Now, rather than being happy that I can water-ski with little difficulty (and even slalom with moderate difficulty), I’m wondering if anyone would like to take to the task of teaching me how to do it all in my bare feet.

#15: Own The Beatles Discography on Vinyl

First of all, why is my spell check asking me to correct “Beatles?” The Beatles existed long before you did, spell check, so get with it!

It was my birthday on Tuesday. I am now 26– closer to 30 than 20. Or as Ty put it, “closer to 50 than to my birth.”

Anyway, my brother, who is also a lover of everything Beatles, got me the awesomest (oh come on, spell check!) present: The Beatles Live at the BBC, and a Quarrymen album (the band that would become the Beatles), both on Vinyl!! I’ll even forgive him for wrapping them in a Wal-Mart bag.
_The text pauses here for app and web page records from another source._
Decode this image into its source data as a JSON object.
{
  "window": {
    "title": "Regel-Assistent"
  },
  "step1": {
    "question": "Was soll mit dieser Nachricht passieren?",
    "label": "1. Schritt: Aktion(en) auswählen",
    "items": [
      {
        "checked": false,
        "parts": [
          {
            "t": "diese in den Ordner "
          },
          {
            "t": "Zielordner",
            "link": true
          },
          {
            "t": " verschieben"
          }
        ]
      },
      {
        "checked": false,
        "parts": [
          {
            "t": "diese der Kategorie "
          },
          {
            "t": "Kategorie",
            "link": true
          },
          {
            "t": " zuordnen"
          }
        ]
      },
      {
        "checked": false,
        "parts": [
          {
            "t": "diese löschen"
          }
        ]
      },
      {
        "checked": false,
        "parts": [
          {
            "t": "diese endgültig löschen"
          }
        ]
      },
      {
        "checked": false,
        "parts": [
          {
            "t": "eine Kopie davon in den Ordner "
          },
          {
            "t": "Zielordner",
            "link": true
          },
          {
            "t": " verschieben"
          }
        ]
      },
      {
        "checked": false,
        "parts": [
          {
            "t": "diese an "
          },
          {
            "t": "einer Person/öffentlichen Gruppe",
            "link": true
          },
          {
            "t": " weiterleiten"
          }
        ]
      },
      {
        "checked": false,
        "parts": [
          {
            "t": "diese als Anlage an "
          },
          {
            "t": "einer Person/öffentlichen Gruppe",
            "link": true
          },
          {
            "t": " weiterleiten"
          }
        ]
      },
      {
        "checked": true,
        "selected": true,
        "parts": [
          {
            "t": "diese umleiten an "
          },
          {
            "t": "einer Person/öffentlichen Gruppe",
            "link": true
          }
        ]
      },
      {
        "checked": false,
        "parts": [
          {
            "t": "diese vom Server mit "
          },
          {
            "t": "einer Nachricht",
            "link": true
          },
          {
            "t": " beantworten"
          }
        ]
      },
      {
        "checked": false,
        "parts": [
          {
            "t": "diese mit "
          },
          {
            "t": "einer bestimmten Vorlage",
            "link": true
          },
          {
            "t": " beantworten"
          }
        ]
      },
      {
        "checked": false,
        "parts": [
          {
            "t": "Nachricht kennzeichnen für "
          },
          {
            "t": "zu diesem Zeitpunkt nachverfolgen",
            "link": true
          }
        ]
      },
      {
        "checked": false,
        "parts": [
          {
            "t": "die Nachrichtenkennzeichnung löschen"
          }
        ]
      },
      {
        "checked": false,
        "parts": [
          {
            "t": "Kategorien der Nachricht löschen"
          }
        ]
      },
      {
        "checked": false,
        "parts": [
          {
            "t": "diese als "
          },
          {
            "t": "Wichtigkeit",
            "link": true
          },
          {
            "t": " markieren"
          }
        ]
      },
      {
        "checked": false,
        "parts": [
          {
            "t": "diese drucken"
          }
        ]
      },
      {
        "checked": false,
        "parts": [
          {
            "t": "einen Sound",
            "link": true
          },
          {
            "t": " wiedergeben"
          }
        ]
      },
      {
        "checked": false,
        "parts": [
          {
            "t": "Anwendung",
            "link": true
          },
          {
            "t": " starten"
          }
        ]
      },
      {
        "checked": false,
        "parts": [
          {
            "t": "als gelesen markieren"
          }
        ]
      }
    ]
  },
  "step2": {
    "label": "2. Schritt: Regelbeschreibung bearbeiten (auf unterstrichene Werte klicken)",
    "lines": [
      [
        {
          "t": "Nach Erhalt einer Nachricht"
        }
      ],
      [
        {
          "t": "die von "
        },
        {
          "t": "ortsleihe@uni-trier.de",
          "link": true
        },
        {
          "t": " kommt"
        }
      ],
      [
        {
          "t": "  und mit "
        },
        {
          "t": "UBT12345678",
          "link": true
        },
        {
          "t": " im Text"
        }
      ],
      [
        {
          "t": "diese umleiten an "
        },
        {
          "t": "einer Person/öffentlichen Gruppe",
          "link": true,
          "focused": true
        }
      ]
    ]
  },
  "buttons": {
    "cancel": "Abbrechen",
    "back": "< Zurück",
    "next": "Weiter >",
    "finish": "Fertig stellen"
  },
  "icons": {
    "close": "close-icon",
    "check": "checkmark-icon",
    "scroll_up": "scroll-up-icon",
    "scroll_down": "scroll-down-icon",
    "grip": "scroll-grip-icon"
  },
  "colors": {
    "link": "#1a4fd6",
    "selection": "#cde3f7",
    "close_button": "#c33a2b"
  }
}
In addition to these, I have managed to collect Abbey Road, Sgt. Pepper, and Rubber Soul.

So, in less than four years (yikes), I need to find the following: Please Please Me, Meet The Beatles, A Hard Day’s Night, Beatles for Sale, Help, Revolver, Magical Mystery Tour, The Beatles [The White Album], Yellow Submarine, and Let it Be.

Anyone know of any good record stores?

Friday Foods

At work, we have a tradition called Friday Foods. We read passages of scripture, share our thoughts on it, and then share breakfast! Each week, two people bring in food to share. But, please be aware: people take this seriously. Every week, these two people must bring in different food, and you are judged by others based on what you bring in. So, when I first started my job, I received an email that went something like this:
Email: “Oliver, would you be interested in being put on the next Friday Foods schedule?”
Me: “If people want to eat what I bring…!”
Email: “Trust me, no food goes uneaten on the fourth floor. I won’t put you on the schedule until June.”
So, that was that. I was signed up. And June is here.
Every now and then, it crept into the back of my mind: “I need to come up with a sweet idea for Friday Foods.” I would glance over breakfast recipes, briefly consider bringing in my favorite box of cereal, and then resolve to find a recipe in the near future. Then, it hit me: my favorite thing is coffee. My favorite thing to enjoy with coffee? Baked goods. Alright, scones it is. Blueberry, please.
Ta-da! The phenomenal recipe came from Cook’s Illustrated (which may well become a lifeline during my journey of trying to learn how to bake and cook…otherwise known as not being able to afford to eat out). These ended up not being as dry as normal scones, which is fine with me! Since I was being a little cheap, I used frozen blueberries instead of fresh; however, the frozen blueberries seemed to make the scones even more moist! They were delicious!
Friday Foods? Consider yourself dominated.